Other incidents can be referred to but briefly. In the evil days of Ahab and Jezebel, when the God of Israel was provoked "to anger" more than ever before, when the walls of the cursed city were rebuilt in defiance of the word of God, Elijah abruptly introduces himself as one who "stands before the Lord God of Israel." From that known place of "nearness to God" he comes forth to rebuke the evil that would deprive the saints of their inheritance (1 Kings 21) and to recall the affections of God's people from the service of false gods. Dear brethren, such ministry is urgent today; men who know what it is to "stand before God," to rebuke evil and support the truth. It is to such that a view of the glory and majesty of Christ is given; and the unique joy of hearing the Father's expression of His delight in His Son.

In 2 Samuel 7 David the king "sat before the LORD;" and as thus drawing near to God he at once confesses a sense of his own smallness and as he continues in the divine presence the greatness and majesty of God fills his soul. In his prayer and thanksgiving he speaks of God in seven distinct ways, concluding on a note of praise which surely rejoiced the heart of the blessed God — "And now, O Lord God, Thou art that God," a name by which God speaks of Himself — "I AM HE" — the SAME — the self-existent one (see Deuteronomy 32:38 etc.). Precious indeed as in "nearness to God" to have one's affections intelligently impressed with all that the blessed God has been pleased to reveal of His renown and glory.

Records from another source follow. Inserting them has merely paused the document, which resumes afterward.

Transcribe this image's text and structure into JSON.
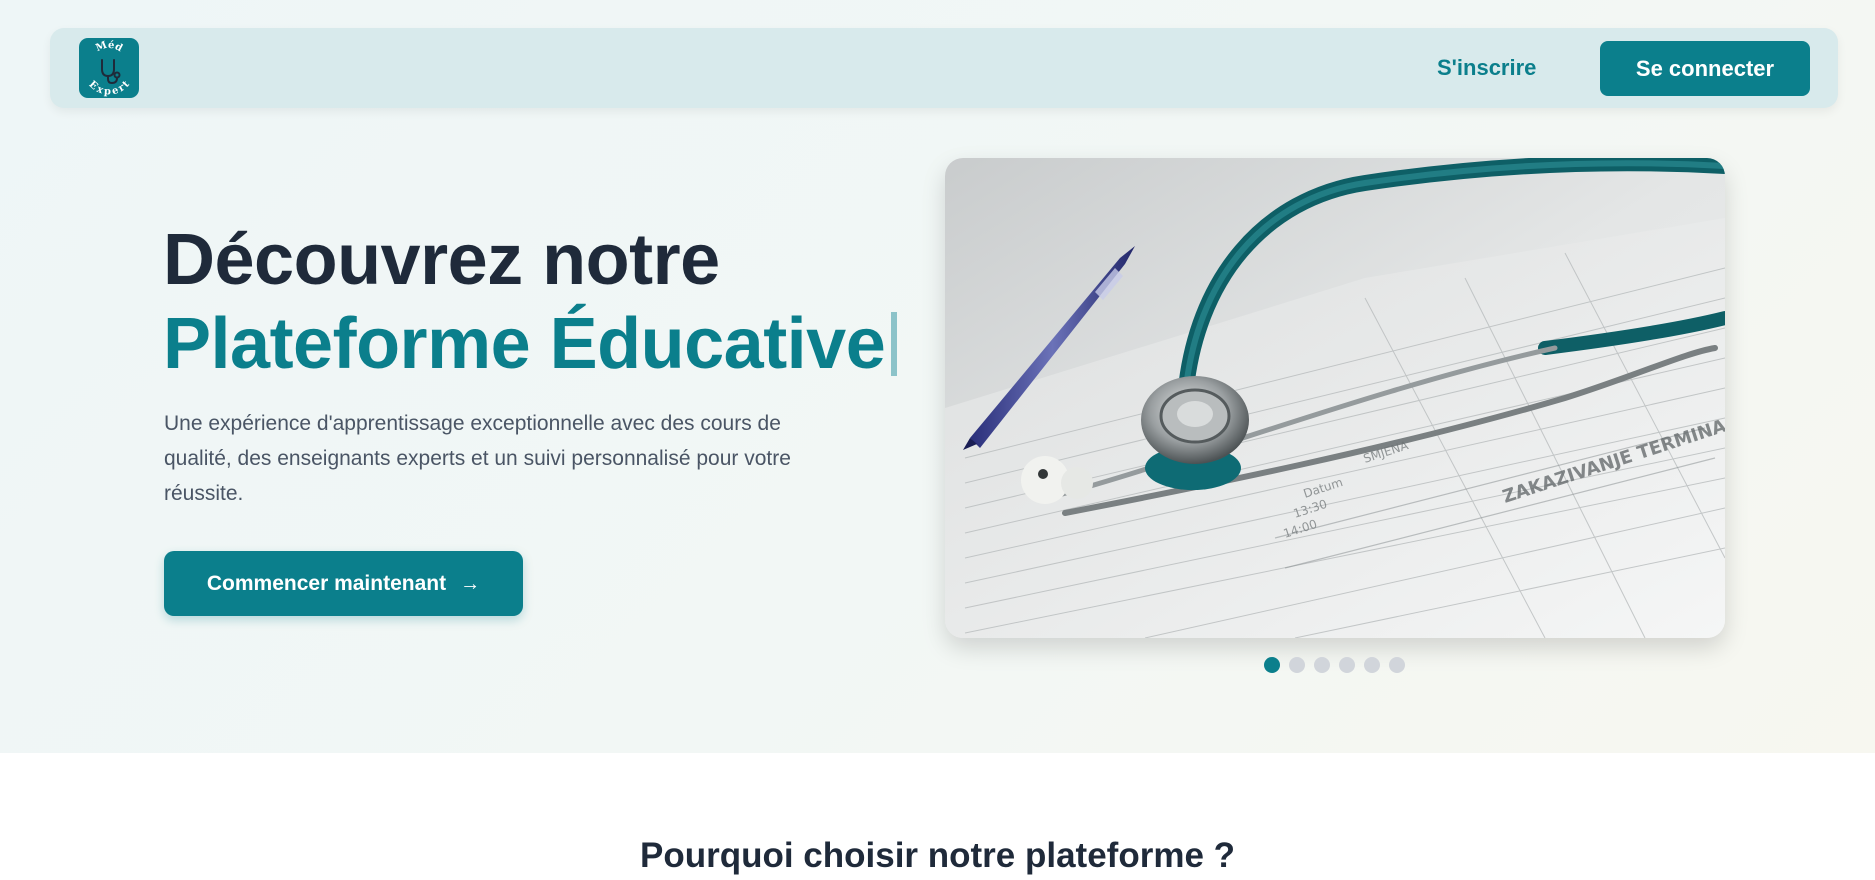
{
  "brand": {
    "logo_line1": "Méd",
    "logo_line2": "Expert",
    "icon": "stethoscope-icon",
    "color": "#0b7f8c"
  },
  "nav": {
    "signup_label": "S'inscrire",
    "login_label": "Se connecter"
  },
  "hero": {
    "title_line1": "Découvrez notre",
    "title_line2": "Plateforme Éducative",
    "description": "Une expérience d'apprentissage exceptionnelle avec des cours de qualité, des enseignants experts et un suivi personnalisé pour votre réussite.",
    "cta_label": "Commencer maintenant",
    "cta_icon": "arrow-right-icon"
  },
  "carousel": {
    "slide_count": 6,
    "active_index": 0
  },
  "features": {
    "title": "Pourquoi choisir notre plateforme ?"
  },
  "colors": {
    "primary": "#0b7f8c",
    "heading": "#1f2a3a",
    "body_text": "#4a5565",
    "dot_inactive": "#d1d5db"
  }
}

May we know increasingly the blessedness of drawing "near with a true heart," proving the truth of the Psalmist's experience — "But it is good for me to draw near to God." "I have put my trust in the Lord God, that I may declare all Thy works." May we remark in conclusion that Revelation 21:3 confirms the truth that God will secure His own joy eternally as the "tabernacle of God is with men, and He will dwell with them, and they shall be His people, and God Himself shall be with them, and be their God."

Yes! In that light unstained,
Our stainless souls shall live,
Our heart's deep longings more than gained,
When God His rest shall give.